The other day I was working at home and my cat was sitting next to me purring away. I just got this new Chromebook and I’m a little obsessed with the “OK Google” feature. You can ask the computer whatever you want, set a timer, open apps, anything and it will even talk back to you. I’ve been asking my computer pretty much anything I can think of…and yes, this may be mostly attributed to my extremely bad procrastination habit, but still it is super neat.
So I say, “OK Google…why does my cat purr?” and Google answered out loud and said to me in a robotic voice,
“A cat’s purr begins in its brain. A repetitive neural oscillator sends messages to the laryngeal muscles, causing them to twitch at a rate of 25 to 150 vibrations per sec…yadi yadi ya”
That’s all well and good, but I wanted to know why was Neka sitting there purring so deeply as I worked, not just how it happened. It’s not like I was petting her or even really noticed she was there until I heard the sweet noise of her purr. This is what I found out:
It starts when they are kittens
When kittens are newly born, one of their primary means of communication is through purring.

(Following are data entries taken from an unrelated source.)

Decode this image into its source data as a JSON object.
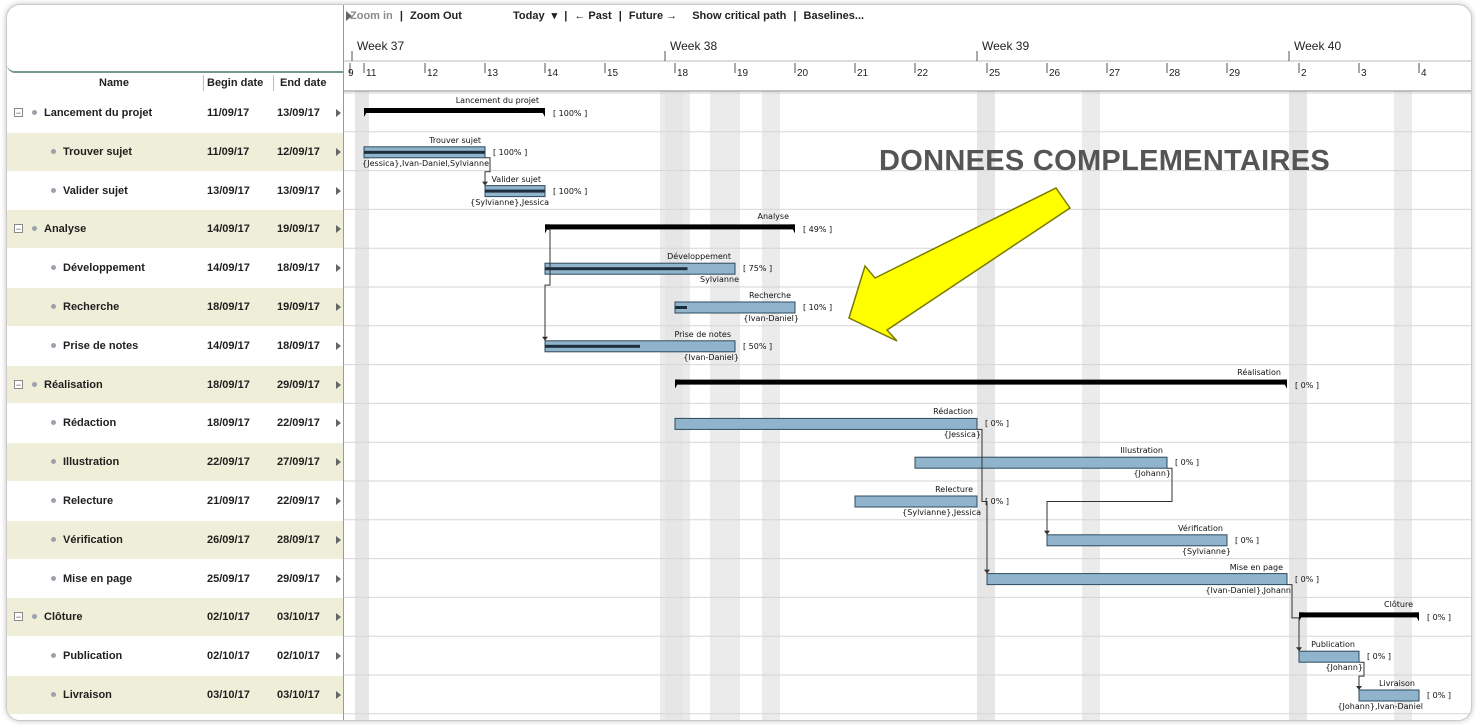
{
  "toolbar": {
    "zoom_in": "Zoom in",
    "zoom_out": "Zoom Out",
    "today": "Today",
    "past": "← Past",
    "future": "Future →",
    "critical_path": "Show critical path",
    "baselines": "Baselines..."
  },
  "columns": {
    "name": "Name",
    "begin": "Begin date",
    "end": "End date"
  },
  "weeks": [
    "Week 37",
    "Week 38",
    "Week 39",
    "Week 40"
  ],
  "days": [
    "9",
    "11",
    "12",
    "13",
    "14",
    "15",
    "18",
    "19",
    "20",
    "21",
    "22",
    "25",
    "26",
    "27",
    "28",
    "29",
    "2",
    "3",
    "4"
  ],
  "tasks": [
    {
      "name": "Lancement du projet",
      "begin": "11/09/17",
      "end": "13/09/17",
      "group": true,
      "title": "Lancement du projet",
      "pct": "[ 100% ]",
      "res": ""
    },
    {
      "name": "Trouver sujet",
      "begin": "11/09/17",
      "end": "12/09/17",
      "group": false,
      "title": "Trouver sujet",
      "pct": "[ 100% ]",
      "res": "{Jessica},Ivan-Daniel,Sylvianne"
    },
    {
      "name": "Valider sujet",
      "begin": "13/09/17",
      "end": "13/09/17",
      "group": false,
      "title": "Valider sujet",
      "pct": "[ 100% ]",
      "res": "{Sylvianne},Jessica"
    },
    {
      "name": "Analyse",
      "begin": "14/09/17",
      "end": "19/09/17",
      "group": true,
      "title": "Analyse",
      "pct": "[ 49% ]",
      "res": ""
    },
    {
      "name": "Développement",
      "begin": "14/09/17",
      "end": "18/09/17",
      "group": false,
      "title": "Développement",
      "pct": "[ 75% ]",
      "res": "Sylvianne"
    },
    {
      "name": "Recherche",
      "begin": "18/09/17",
      "end": "19/09/17",
      "group": false,
      "title": "Recherche",
      "pct": "[ 10% ]",
      "res": "{Ivan-Daniel}"
    },
    {
      "name": "Prise de notes",
      "begin": "14/09/17",
      "end": "18/09/17",
      "group": false,
      "title": "Prise de notes",
      "pct": "[ 50% ]",
      "res": "{Ivan-Daniel}"
    },
    {
      "name": "Réalisation",
      "begin": "18/09/17",
      "end": "29/09/17",
      "group": true,
      "title": "Réalisation",
      "pct": "[ 0% ]",
      "res": ""
    },
    {
      "name": "Rédaction",
      "begin": "18/09/17",
      "end": "22/09/17",
      "group": false,
      "title": "Rédaction",
      "pct": "[ 0% ]",
      "res": "{Jessica}"
    },
    {
      "name": "Illustration",
      "begin": "22/09/17",
      "end": "27/09/17",
      "group": false,
      "title": "Illustration",
      "pct": "[ 0% ]",
      "res": "{Johann}"
    },
    {
      "name": "Relecture",
      "begin": "21/09/17",
      "end": "22/09/17",
      "group": false,
      "title": "Relecture",
      "pct": "[ 0% ]",
      "res": "{Sylvianne},Jessica"
    },
    {
      "name": "Vérification",
      "begin": "26/09/17",
      "end": "28/09/17",
      "group": false,
      "title": "Vérification",
      "pct": "[ 0% ]",
      "res": "{Sylvianne}"
    },
    {
      "name": "Mise en page",
      "begin": "25/09/17",
      "end": "29/09/17",
      "group": false,
      "title": "Mise en page",
      "pct": "[ 0% ]",
      "res": "{Ivan-Daniel},Johann"
    },
    {
      "name": "Clôture",
      "begin": "02/10/17",
      "end": "03/10/17",
      "group": true,
      "title": "Clôture",
      "pct": "[ 0% ]",
      "res": ""
    },
    {
      "name": "Publication",
      "begin": "02/10/17",
      "end": "02/10/17",
      "group": false,
      "title": "Publication",
      "pct": "[ 0% ]",
      "res": "{Johann}"
    },
    {
      "name": "Livraison",
      "begin": "03/10/17",
      "end": "03/10/17",
      "group": false,
      "title": "Livraison",
      "pct": "[ 0% ]",
      "res": "{Johann},Ivan-Daniel"
    }
  ],
  "annotation": "DONNEES COMPLEMENTAIRES",
  "colors": {
    "bar_fill": "#8fb4cc",
    "bar_border": "#2e4a5e",
    "summary": "#000000",
    "row_alt": "#eeeed9",
    "arrow": "#ffff00"
  }
}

It’s a popular thought that they purr is to let their mother know that they are in fact okay and thriving in her care.
Non-verbal communication to other cats
This continues into adulthood where older cats often purr to communicate that they are friendly. Since it was long regarded as and “All is well, mom” signal this makes it almost like the “friendship” sound, unlike growling or hissing.

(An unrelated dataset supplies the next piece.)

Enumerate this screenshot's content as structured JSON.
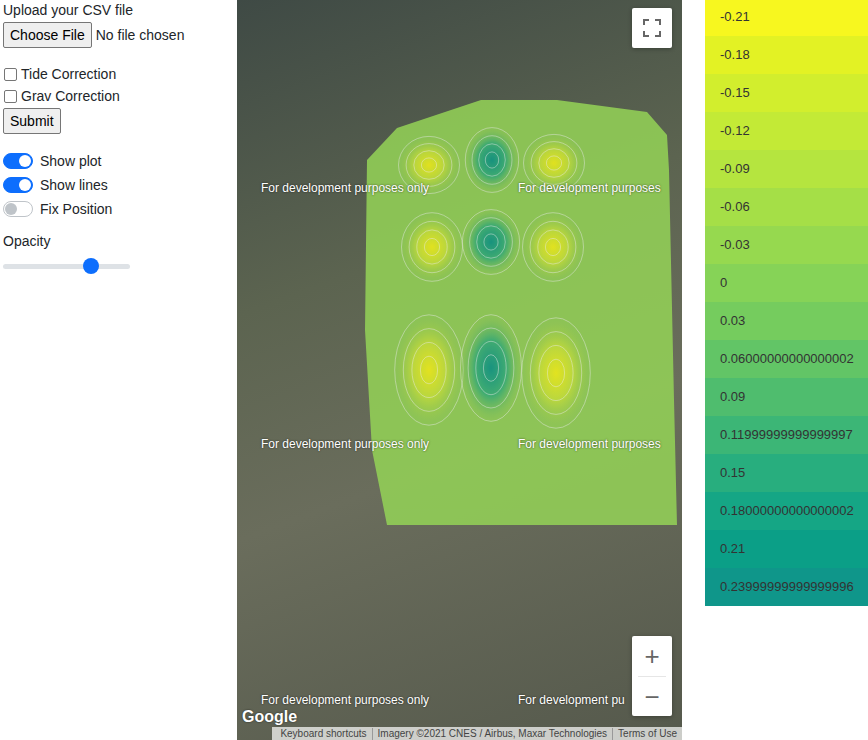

They are conveying how they feel
It has long been thought that happy cats purr and all purring cats are happy. However, this is not always the case. It is true that they do purr most when feeling content and happy with loved ones in a comfortable place. But they can also purr when they are hungry, stressed (like a visit to the vet) or even injured.
There is nothing quite like cuddling up while your cat purrs happily on your lap. The low soft sound of contentment is pretty much instantly soothing. A cat purr is such a special sound that they have been known for their healing power for years. But next time your cat’s food dish is empty he’s purring at your feet insistently know that he’s probably not just happy to see you.